Just back from London, where Gene-X was very well received at the London Australian Film Festival, alongside features with twenty times the budget, such as Jindabyne, Candy, and Ten Canoes.
The HDCam movie looked fabulous on the big screen, projected with the state of the art digital projection in place at the Barbican.
Feedback from both the audience and the festival organisers was really good, with many comments on the strength of the storyline, the great performances, especially of Ayse Tezel, and the production values of the show.
Good reviews were had, and I particularly liked the one from Paris-based writer John Baxter, whose biographies of Spielberg, Woody Allen, Fellini, etc. are standard film reference works, and whose seminal Science Fiction in the Cinema is stated by Peter Jackson to have inspired his first film. Baxter’s review is quoted below.
Leading lady Ayse, who is now based in England, was featured in a full-page spread in the glossy In London magazine, and is generating quite a buzz in the UK scene.

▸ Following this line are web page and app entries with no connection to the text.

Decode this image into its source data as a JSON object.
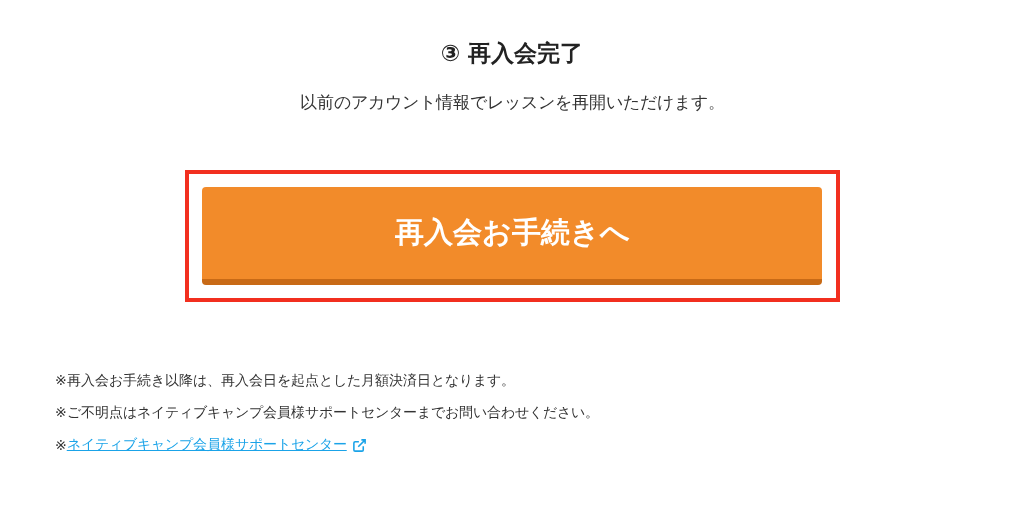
{
  "heading": "③ 再入会完了",
  "subtitle": "以前のアカウント情報でレッスンを再開いただけます。",
  "highlighted": true,
  "button": {
    "label": "再入会お手続きへ"
  },
  "notes": [
    {
      "kind": "text",
      "text": "※再入会お手続き以降は、再入会日を起点とした月額決済日となります。"
    },
    {
      "kind": "text",
      "text": "※ご不明点はネイティブキャンプ会員様サポートセンターまでお問い合わせください。"
    },
    {
      "kind": "link",
      "prefix": "※",
      "text": "ネイティブキャンプ会員様サポートセンター"
    }
  ]
}
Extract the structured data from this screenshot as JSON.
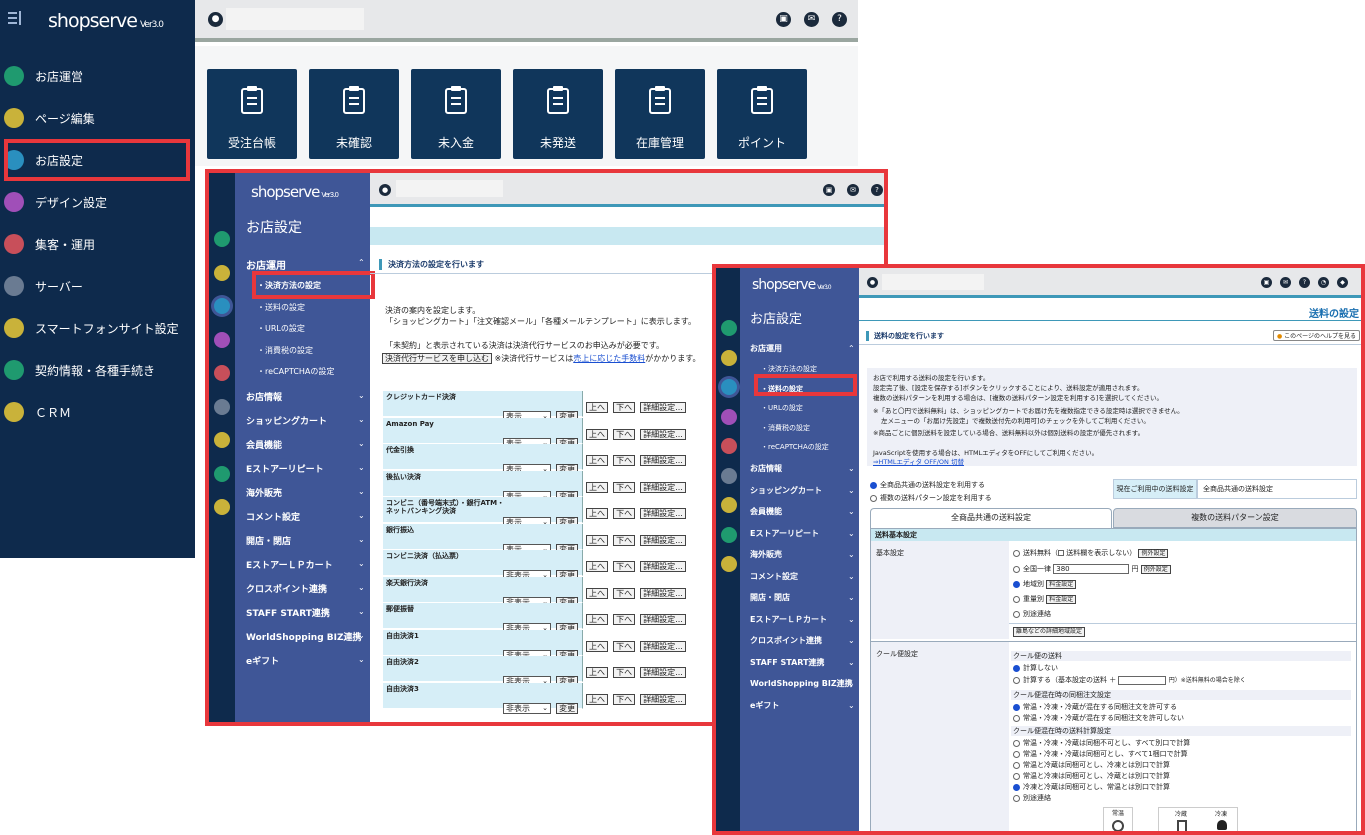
{
  "main": {
    "logo": "shopserve",
    "logo_ver": "Ver3.0",
    "sidebar": [
      {
        "label": "お店運営",
        "color": "#1f9a6f"
      },
      {
        "label": "ページ編集",
        "color": "#c9b23a"
      },
      {
        "label": "お店設定",
        "color": "#2a8fbf"
      },
      {
        "label": "デザイン設定",
        "color": "#a04fb8"
      },
      {
        "label": "集客・運用",
        "color": "#c84f5a"
      },
      {
        "label": "サーバー",
        "color": "#6a7b92"
      },
      {
        "label": "スマートフォンサイト設定",
        "color": "#c9b23a"
      },
      {
        "label": "契約情報・各種手続き",
        "color": "#1f9a6f"
      },
      {
        "label": "ＣＲＭ",
        "color": "#c9b23a"
      }
    ],
    "tiles": [
      "受注台帳",
      "未確認",
      "未入金",
      "未発送",
      "在庫管理",
      "ポイント"
    ]
  },
  "s1": {
    "logo": "shopserve",
    "logo_ver": "Ver3.0",
    "section": "お店設定",
    "group": "お店運用",
    "sub": [
      "決済方法の設定",
      "送料の設定",
      "URLの設定",
      "消費税の設定",
      "reCAPTCHAの設定"
    ],
    "nav": [
      "お店情報",
      "ショッピングカート",
      "会員機能",
      "Eストアーリピート",
      "海外販売",
      "コメント設定",
      "開店・閉店",
      "EストアーＬＰカート",
      "クロスポイント連携",
      "STAFF START連携",
      "WorldShopping BIZ連携",
      "eギフト"
    ],
    "heading": "決済方法の設定を行います",
    "intro1": "決済の案内を設定します。",
    "intro2": "「ショッピングカート」「注文確認メール」「各種メールテンプレート」に表示します。",
    "notice": "「未契約」と表示されている決済は決済代行サービスのお申込みが必要です。",
    "apply_btn": "決済代行サービスを申し込む",
    "notice2": "※決済代行サービスは",
    "notice_link": "売上に応じた手数料",
    "notice3": "がかかります。",
    "btn_up": "上へ",
    "btn_down": "下へ",
    "btn_detail": "詳細設定...",
    "btn_change": "変更",
    "payments": [
      {
        "name": "クレジットカード決済",
        "status": "表示"
      },
      {
        "name": "Amazon Pay",
        "status": "表示"
      },
      {
        "name": "代金引換",
        "status": "表示"
      },
      {
        "name": "後払い決済",
        "status": "表示"
      },
      {
        "name": "コンビニ（番号端末式）・銀行ATM・ネットバンキング決済",
        "status": "表示"
      },
      {
        "name": "銀行振込",
        "status": "表示"
      },
      {
        "name": "コンビニ決済（払込票）",
        "status": "非表示"
      },
      {
        "name": "楽天銀行決済",
        "status": "非表示"
      },
      {
        "name": "郵便振替",
        "status": "非表示"
      },
      {
        "name": "自由決済1",
        "status": "非表示"
      },
      {
        "name": "自由決済2",
        "status": "非表示"
      },
      {
        "name": "自由決済3",
        "status": "非表示"
      }
    ]
  },
  "s2": {
    "logo": "shopserve",
    "logo_ver": "Ver3.0",
    "section": "お店設定",
    "page_title": "送料の設定",
    "group": "お店運用",
    "sub": [
      "決済方法の設定",
      "送料の設定",
      "URLの設定",
      "消費税の設定",
      "reCAPTCHAの設定"
    ],
    "nav": [
      "お店情報",
      "ショッピングカート",
      "会員機能",
      "Eストアーリピート",
      "海外販売",
      "コメント設定",
      "開店・閉店",
      "EストアーＬＰカート",
      "クロスポイント連携",
      "STAFF START連携",
      "WorldShopping BIZ連携",
      "eギフト"
    ],
    "heading": "送料の設定を行います",
    "help": "このページのヘルプを見る",
    "desc": [
      "お店で利用する送料の設定を行います。",
      "設定完了後、[設定を保存する]ボタンをクリックすることにより、送料設定が適用されます。",
      "複数の送料パターンを利用する場合は、[複数の送料パターン設定を利用する]を選択してください。",
      "※「あと〇円で送料無料」は、ショッピングカートでお届け先を複数指定できる設定時は選択できません。",
      "左メニューの「お届け先設定」で複数送付先の利用可]のチェックを外してご利用ください。",
      "※商品ごとに個別送料を設定している場合、送料無料以外は個別送料の設定が優先されます。",
      "JavaScriptを使用する場合は、HTMLエディタをOFFにしてご利用ください。"
    ],
    "editor_link": "⇒HTMLエディタ OFF/ON 切替",
    "opt_common": "全商品共通の送料設定を利用する",
    "opt_multi": "複数の送料パターン設定を利用する",
    "current_label": "現在ご利用中の送料設定",
    "current_value": "全商品共通の送料設定",
    "tab_common": "全商品共通の送料設定",
    "tab_multi": "複数の送料パターン設定",
    "basic_header": "送料基本設定",
    "basic_label": "基本設定",
    "opt_free": "送料無料（",
    "opt_free_hide": "送料欄を表示しない）",
    "btn_exception": "例外設定",
    "opt_flat": "全国一律",
    "flat_value": "380",
    "yen": "円",
    "opt_region": "地域別",
    "btn_fee": "料金設定",
    "opt_weight": "重量別",
    "opt_separate": "別途連絡",
    "btn_remote": "離島などの詳細地域設定",
    "cool_label": "クール便設定",
    "cool_fee_title": "クール便の送料",
    "cool_none": "計算しない",
    "cool_calc": "計算する（基本設定の送料 ＋",
    "cool_calc_tail": "円）※送料無料の場合を除く",
    "mix_title": "クール便混在時の同梱注文設定",
    "mix_allow": "常温・冷凍・冷蔵が混在する同梱注文を許可する",
    "mix_deny": "常温・冷凍・冷蔵が混在する同梱注文を許可しない",
    "calc_title": "クール便混在時の送料計算設定",
    "calc_opts": [
      "常温・冷凍・冷蔵は同梱不可とし、すべて別口で計算",
      "常温・冷凍・冷蔵は同梱可とし、すべて1梱口で計算",
      "常温と冷蔵は同梱可とし、冷凍とは別口で計算",
      "常温と冷凍は同梱可とし、冷蔵とは別口で計算",
      "冷凍と冷蔵は同梱可とし、常温とは別口で計算",
      "別途連絡"
    ],
    "temp_labels": [
      "常温",
      "冷蔵",
      "冷凍"
    ]
  }
}
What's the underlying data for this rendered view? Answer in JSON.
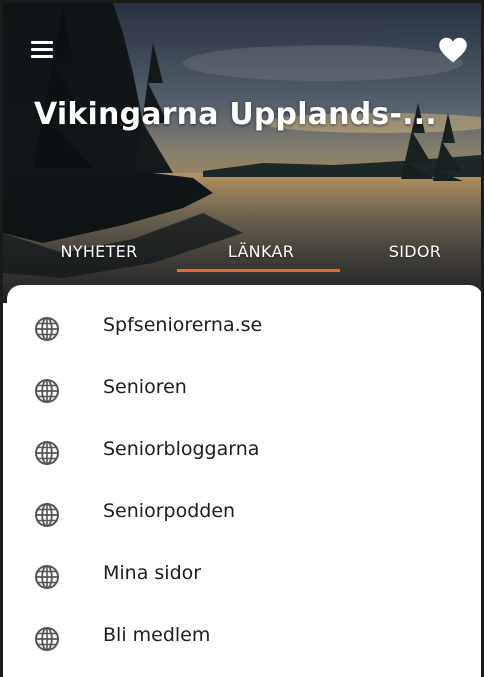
{
  "header": {
    "title": "Vikingarna Upplands-...",
    "menu_icon": "hamburger-menu-icon",
    "favorite_icon": "heart-icon"
  },
  "tabs": [
    {
      "label": "NYHETER",
      "active": false
    },
    {
      "label": "LÄNKAR",
      "active": true
    },
    {
      "label": "SIDOR",
      "active": false
    }
  ],
  "links": [
    {
      "label": "Spfseniorerna.se",
      "icon": "globe-icon"
    },
    {
      "label": "Senioren",
      "icon": "globe-icon"
    },
    {
      "label": "Seniorbloggarna",
      "icon": "globe-icon"
    },
    {
      "label": "Seniorpodden",
      "icon": "globe-icon"
    },
    {
      "label": "Mina sidor",
      "icon": "globe-icon"
    },
    {
      "label": "Bli medlem",
      "icon": "globe-icon"
    }
  ],
  "colors": {
    "accent": "#e8682d",
    "text": "#1d1d1d",
    "icon": "#555555",
    "header_text": "#ffffff"
  }
}
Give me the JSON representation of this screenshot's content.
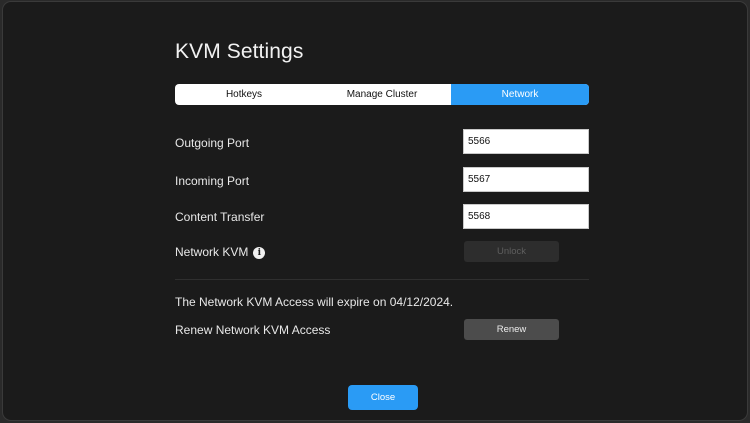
{
  "window": {
    "title": "KVM Settings"
  },
  "tabs": [
    {
      "label": "Hotkeys",
      "active": false
    },
    {
      "label": "Manage Cluster",
      "active": false
    },
    {
      "label": "Network",
      "active": true
    }
  ],
  "settings": {
    "outgoing_port": {
      "label": "Outgoing Port",
      "value": "5566"
    },
    "incoming_port": {
      "label": "Incoming Port",
      "value": "5567"
    },
    "content_transfer": {
      "label": "Content Transfer",
      "value": "5568"
    },
    "network_kvm": {
      "label": "Network KVM",
      "info_icon": "info-icon",
      "button_label": "Unlock",
      "button_enabled": false
    }
  },
  "access": {
    "expiry_text": "The Network KVM Access will expire on 04/12/2024.",
    "renew_label": "Renew Network KVM Access",
    "renew_button": "Renew"
  },
  "footer": {
    "close_label": "Close"
  },
  "colors": {
    "accent": "#2a9bf5",
    "background": "#1b1b1b"
  }
}
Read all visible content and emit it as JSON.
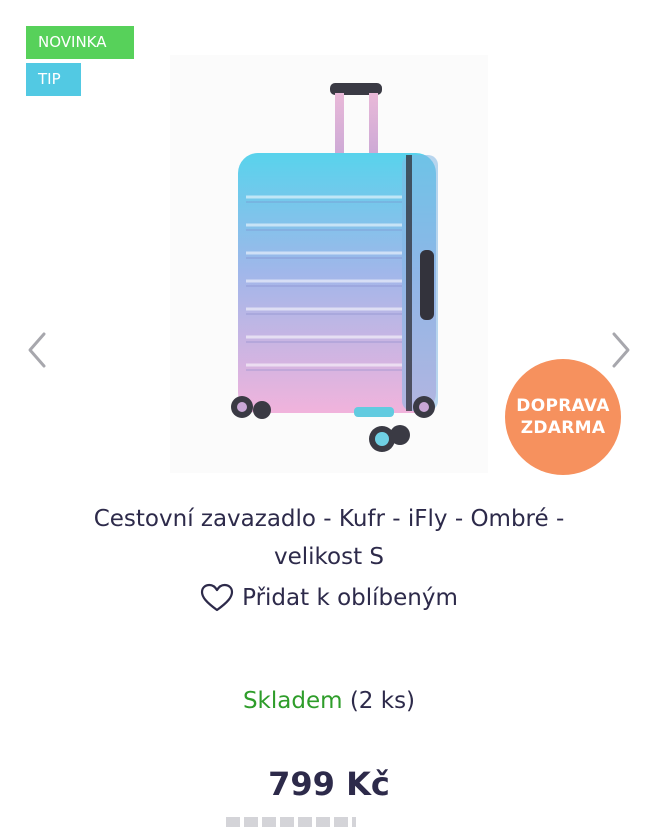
{
  "badges": {
    "new": "NOVINKA",
    "tip": "TIP"
  },
  "colors": {
    "badge_new": "#57d15a",
    "badge_tip": "#52c9e3",
    "shipping_badge": "#f6915e",
    "in_stock": "#2e9d2a",
    "text": "#2d2a4a"
  },
  "shipping_badge": {
    "line1": "DOPRAVA",
    "line2": "ZDARMA"
  },
  "product": {
    "title_line1": "Cestovní zavazadlo - Kufr - iFly - Ombré -",
    "title_line2": "velikost S",
    "image_icon": "suitcase-image",
    "price": "799 Kč"
  },
  "favorite": {
    "label": "Přidat k oblíbeným",
    "icon": "heart-icon"
  },
  "availability": {
    "status": "Skladem",
    "count": "(2 ks)"
  },
  "gallery": {
    "prev_icon": "chevron-left-icon",
    "next_icon": "chevron-right-icon"
  }
}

It was great to catch up with her.
A lot of networking was done, and one of the highlights was dinner with Terry Gilliam of Monty Python/Brazil/The Fisher King/Twelve Monkeys fame, who as an independent filmmaker was very supportive.
All in all the event was a tremendous success, and all cast and crew are to be congratulated on their achievements in getting Gene-X to the screen.
— Martin Simpson
Anyone who has ever nodded off with terminal tedium over a medical novel from the likes of Robin Cook will respond to this genially sarcastic take on the cliché tale of young-medical-researcher-who-goes-too-far.
Director Simpson — also, like George “Mad Mad” Miller, an MD — has read every one of these tedious tomes, not to mention seeing the films adapted from them (e.g. Coma, Looker), and comes to the director’s chair fully armed with the scalpel to dissect them.
Addressing tropes familiar to readers of contemporary SF novels like Greg Bear’s Blood Music, he explores them with the same gleeful imagination that Peter Jackson brought to his pre-Lord of the Rings films like Bad Taste. Viewers savvy enough to tune into Simpson’s wavelength will find Gene-X a diverting experience.
— John Baxter (March 2007)